Don't Renew Your Vows - Rewrite Them
An interesting discussion came up on the radio show this past week. A listener had a question about couples renewing their wedding vows, a practice you’ll often see on landmark occasions like a 10th or 20th anniversary.
I gave it some thought during a commercial break and came to the conclusion that people might be looking at this event the wrong way. Sure, you can renew your vows and pledge once again to be faithful and supportive — you know, the usual words spoken millions of times before.
But to me this puts your marriage vows on the same level as your car’s registration, a routine that’s somewhat mechanical, following an established procedure on a predetermined timeline that everyone follows.
After the show I drove home, still pondering the idea. Here’s what I think:
The motivation and the emotion behind renewing your vows is commendable, and actually quite sweet. I just think we’re coming at it the wrong way.
Instead of renewing vows — essentially voicing the same pledges you did five or ten years earlier, using words that every couple exchanges — I think we should use those years of experience with a person to rewrite our vows.
Consider the ten years you’ve spent with someone (or however long). You’ve been down quite a path together, haven’t you? You’ve learned things about each other you couldn’t possibly have known when you said “I do.”
You may have had children and learned about each other’s level of patience. You may have purchased a home and discovered a skill set you never knew your mate possessed.
Perhaps you’ve experienced a health scare in your years together, or suffered a death in the family and found a niche of empathy or kindness that had never before surfaced.
Or maybe your travels together have shown you so many things you had in common that weren’t obvious way back when.
On top of these moments of discovery, there’s no doubt you’ve changed as individuals.

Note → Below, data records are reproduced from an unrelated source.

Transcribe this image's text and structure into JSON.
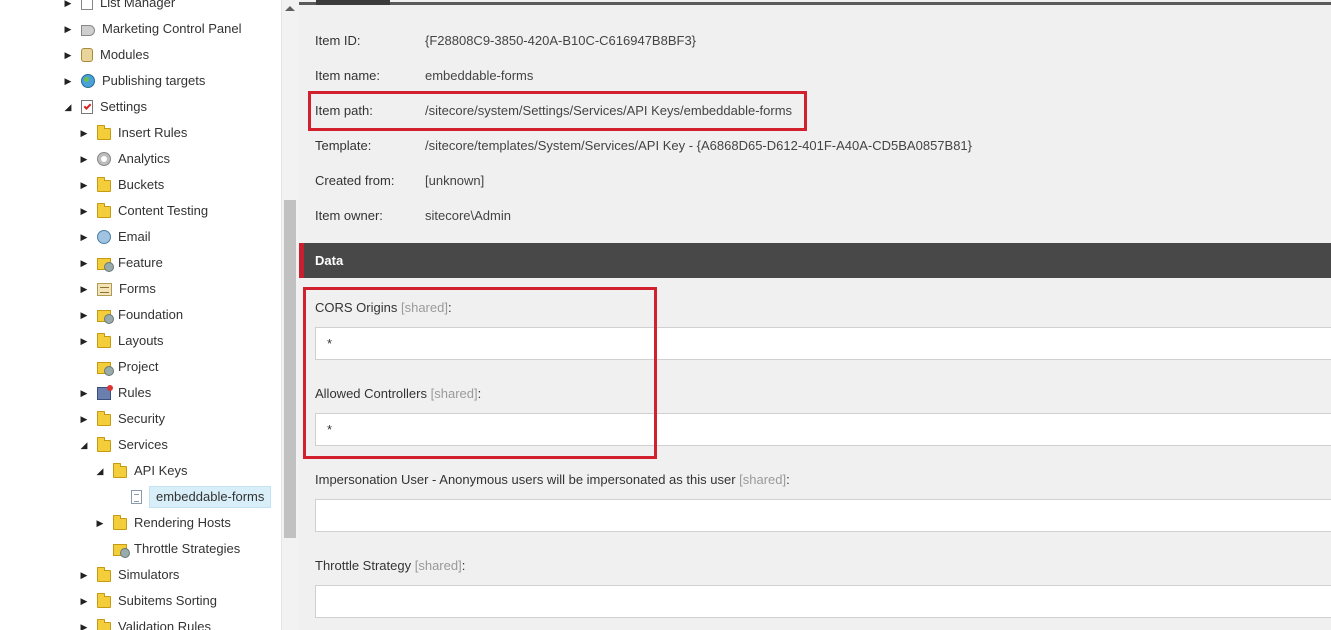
{
  "tree": {
    "items": [
      {
        "label": "List Manager",
        "icon": "list-icon",
        "expanded": false
      },
      {
        "label": "Marketing Control Panel",
        "icon": "megaphone-icon",
        "expanded": false
      },
      {
        "label": "Modules",
        "icon": "jar-icon",
        "expanded": false
      },
      {
        "label": "Publishing targets",
        "icon": "globe-icon",
        "expanded": false
      },
      {
        "label": "Settings",
        "icon": "checklist-icon",
        "expanded": true
      },
      {
        "label": "Insert Rules",
        "icon": "folder-icon",
        "expanded": false
      },
      {
        "label": "Analytics",
        "icon": "gear-icon",
        "expanded": false
      },
      {
        "label": "Buckets",
        "icon": "folder-icon",
        "expanded": false
      },
      {
        "label": "Content Testing",
        "icon": "folder-icon",
        "expanded": false
      },
      {
        "label": "Email",
        "icon": "email-icon",
        "expanded": false
      },
      {
        "label": "Feature",
        "icon": "folder-gear-icon",
        "expanded": false
      },
      {
        "label": "Forms",
        "icon": "forms-icon",
        "expanded": false
      },
      {
        "label": "Foundation",
        "icon": "folder-gear-icon",
        "expanded": false
      },
      {
        "label": "Layouts",
        "icon": "folder-icon",
        "expanded": false
      },
      {
        "label": "Project",
        "icon": "folder-gear-icon",
        "expanded": false
      },
      {
        "label": "Rules",
        "icon": "rules-icon",
        "expanded": false
      },
      {
        "label": "Security",
        "icon": "folder-icon",
        "expanded": false
      },
      {
        "label": "Services",
        "icon": "folder-icon",
        "expanded": true
      },
      {
        "label": "API Keys",
        "icon": "folder-icon",
        "expanded": true
      },
      {
        "label": "embeddable-forms",
        "icon": "page-icon",
        "expanded": false,
        "selected": true
      },
      {
        "label": "Rendering Hosts",
        "icon": "folder-icon",
        "expanded": false
      },
      {
        "label": "Throttle Strategies",
        "icon": "folder-gear-icon",
        "expanded": false
      },
      {
        "label": "Simulators",
        "icon": "folder-icon",
        "expanded": false
      },
      {
        "label": "Subitems Sorting",
        "icon": "folder-icon",
        "expanded": false
      },
      {
        "label": "Validation Rules",
        "icon": "folder-icon",
        "expanded": false
      }
    ]
  },
  "item_info": {
    "id_label": "Item ID:",
    "id_value": "{F28808C9-3850-420A-B10C-C616947B8BF3}",
    "name_label": "Item name:",
    "name_value": "embeddable-forms",
    "path_label": "Item path:",
    "path_value": "/sitecore/system/Settings/Services/API Keys/embeddable-forms",
    "template_label": "Template:",
    "template_value": "/sitecore/templates/System/Services/API Key - {A6868D65-D612-401F-A40A-CD5BA0857B81}",
    "created_label": "Created from:",
    "created_value": "[unknown]",
    "owner_label": "Item owner:",
    "owner_value": "sitecore\\Admin"
  },
  "section": {
    "title": "Data"
  },
  "fields": {
    "shared_tag": "[shared]",
    "cors_label": "CORS Origins",
    "cors_value": "*",
    "controllers_label": "Allowed Controllers",
    "controllers_value": "*",
    "impersonation_label": "Impersonation User - Anonymous users will be impersonated as this user",
    "impersonation_value": "",
    "throttle_label": "Throttle Strategy",
    "throttle_value": ""
  },
  "colors": {
    "highlight": "#d2202e",
    "section_header": "#484848",
    "selected_item": "#d8eef8"
  }
}
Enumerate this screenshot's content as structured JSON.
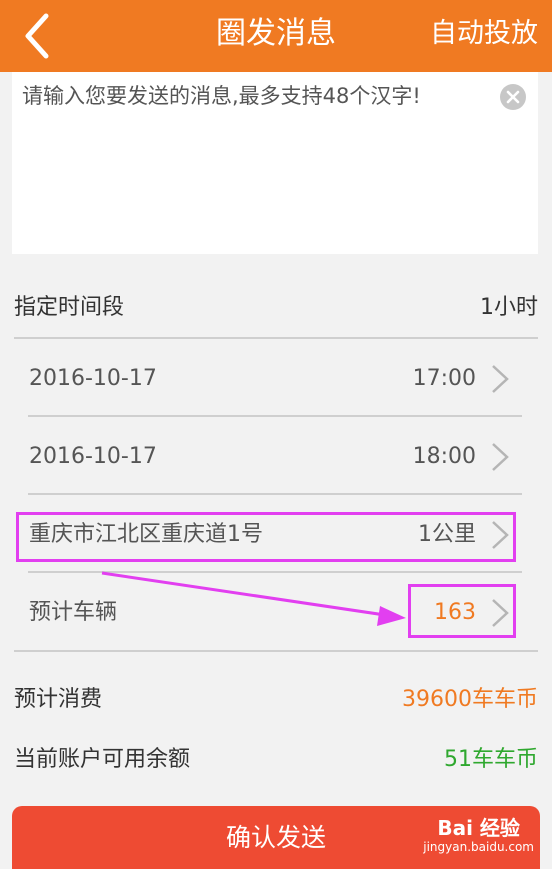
{
  "header": {
    "back_icon": "chevron-left-icon",
    "title": "圈发消息",
    "action": "自动投放"
  },
  "message": {
    "placeholder": "请输入您要发送的消息,最多支持48个汉字!",
    "value": "",
    "clear_icon": "clear-circle-icon"
  },
  "time_period": {
    "label": "指定时间段",
    "value": "1小时"
  },
  "rows": [
    {
      "label": "2016-10-17",
      "value": "17:00"
    },
    {
      "label": "2016-10-17",
      "value": "18:00"
    },
    {
      "label": "重庆市江北区重庆道1号",
      "value": "1公里"
    },
    {
      "label": "预计车辆",
      "value": "163"
    }
  ],
  "summary": {
    "estimated_cost": {
      "label": "预计消费",
      "value": "39600车车币"
    },
    "balance": {
      "label": "当前账户可用余额",
      "value": "51车车币"
    }
  },
  "confirm": {
    "label": "确认发送"
  },
  "watermark": {
    "text": "Bai 经验",
    "sub": "jingyan.baidu.com"
  },
  "colors": {
    "header": "#f07a22",
    "accent_orange": "#f07a22",
    "balance_green": "#2fa82f",
    "confirm_red": "#ee4b33",
    "highlight": "#e23ff0"
  }
}
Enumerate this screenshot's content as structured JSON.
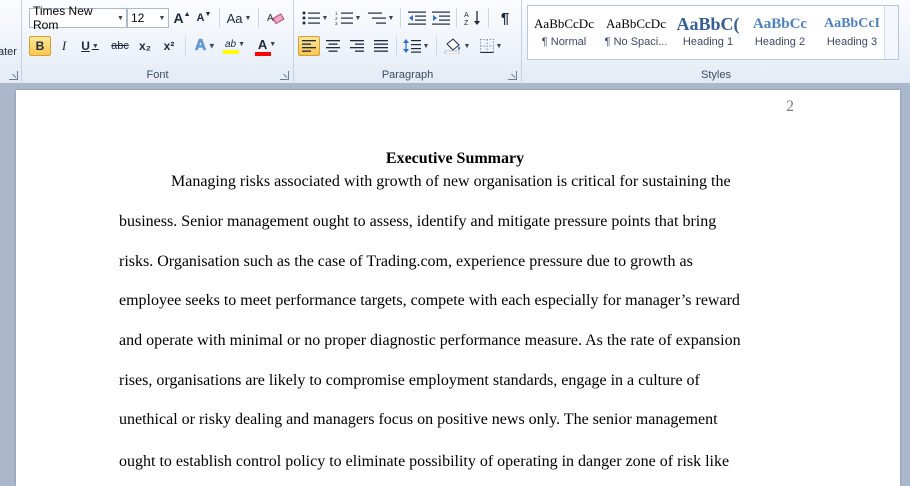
{
  "ribbon": {
    "font_group": {
      "label": "Font",
      "font_name": "Times New Rom",
      "font_size": "12",
      "grow_font": "A",
      "shrink_font": "A",
      "change_case": "Aa",
      "bold": "B",
      "italic": "I",
      "underline": "U",
      "strikethrough": "abc",
      "subscript": "x₂",
      "superscript": "x²",
      "text_effects": "A",
      "highlight": "ab",
      "font_color": "A",
      "highlight_color": "#ffff00",
      "font_color_value": "#ff0000"
    },
    "paragraph_group": {
      "label": "Paragraph"
    },
    "styles_group": {
      "label": "Styles",
      "items": [
        {
          "sample": "AaBbCcDc",
          "name": "¶ Normal"
        },
        {
          "sample": "AaBbCcDc",
          "name": "¶ No Spaci..."
        },
        {
          "sample": "AaBbC(",
          "name": "Heading 1"
        },
        {
          "sample": "AaBbCc",
          "name": "Heading 2"
        },
        {
          "sample": "AaBbCcI",
          "name": "Heading 3"
        }
      ]
    },
    "left_clip_label": "ater"
  },
  "document": {
    "page_number": "2",
    "title": "Executive Summary",
    "lines": [
      "Managing risks associated with growth of new organisation is critical for sustaining the",
      "business.  Senior management ought to assess, identify and mitigate pressure points that bring",
      "risks. Organisation such as the case of Trading.com, experience pressure due to growth as",
      "employee seeks to meet performance targets, compete with each especially for manager’s reward",
      "and operate with minimal or no proper diagnostic performance measure. As the rate of expansion",
      "rises, organisations are likely to compromise employment standards, engage in a culture of",
      "unethical or risky dealing and managers focus on positive news only. The senior management",
      "ought to establish control policy to eliminate possibility of operating in danger zone of risk like"
    ]
  }
}
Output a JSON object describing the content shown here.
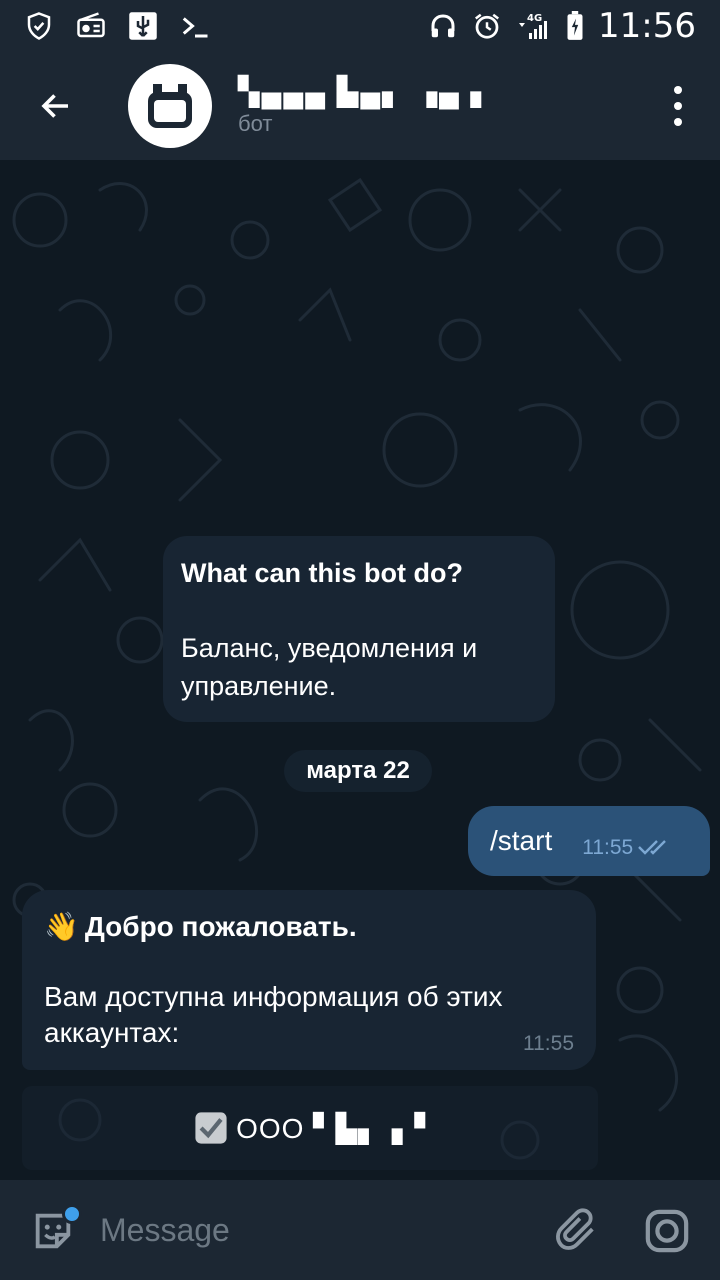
{
  "status_bar": {
    "time": "11:56",
    "network": "4G",
    "icons": [
      "shield-icon",
      "radio-icon",
      "usb-icon",
      "terminal-icon",
      "headphones-icon",
      "alarm-icon",
      "signal-icon",
      "battery-icon"
    ]
  },
  "header": {
    "title": "▚▄▄▄ ▙▄▖ ▗▄ ▖",
    "subtitle": "бот",
    "back_icon": "arrow-left-icon",
    "menu_icon": "more-vertical-icon"
  },
  "info_card": {
    "title": "What can this bot do?",
    "description": "Баланс, уведомления и управление."
  },
  "date_separator": "марта 22",
  "messages": [
    {
      "direction": "outgoing",
      "text": "/start",
      "time": "11:55",
      "status": "read"
    },
    {
      "direction": "incoming",
      "emoji": "👋",
      "title": "Добро пожаловать.",
      "text": "Вам доступна информация об этих аккаунтах:",
      "time": "11:55"
    }
  ],
  "keyboard_button": {
    "icon": "checkbox-icon",
    "label": "ООО ▘▙▖▗▝"
  },
  "input": {
    "placeholder": "Message"
  },
  "colors": {
    "header_bg": "#1c2733",
    "chat_bg": "#0e1621",
    "incoming_bubble": "#182533",
    "outgoing_bubble": "#2b5278",
    "accent": "#3fa0ec"
  }
}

It’s impossible to think you haven’t. How have those changes impacted your relationship?
There’s so much new material after five or ten years that couldn’t have even been on the table when you originally walked down that aisle. You have a golden opportunity now to use your experiences to craft a new set of vows that don’t rely on some tried-and-true, regurgitated vows that every couple says.
You can take an hour — just one hour — to sit down and write new vows that incorporate what you’ve specifically learned about each other. It could follow a path like this:
“I promise to be more supportive of your efforts to guide our kids into adulthood.”
“I promise to be more attentive to your needs for alone time, especially after so much family drama has dominated our time as a couple.”
“I will cherish your quirky morning habits rather than try to change them.”
Touch on things that are specific to the two of you, not something you found in a wedding book. Speak in the language that resonates with you as a couple. Use specific examples if it drives home a point.
It’s a good opportunity to inject some humor into the seriousness of marriage, too. Perhaps “I promise to do a better job of picking up my dirty clothes before you get home so dinner can be peaceful.” No reason to not have a little bit of fun, right?
Most of all, make your new, rewritten vows into a pledge to be a better partner in life. This isn’t a time to request what you want; this is a time to show you’ve paid attention to your partner’s individuality, and to promise you’ll do what you can to honor that uniqueness.
Renewing vows is sweet. Rewriting vows is both productive and deeply meaningful.
And, I think, even sweeter.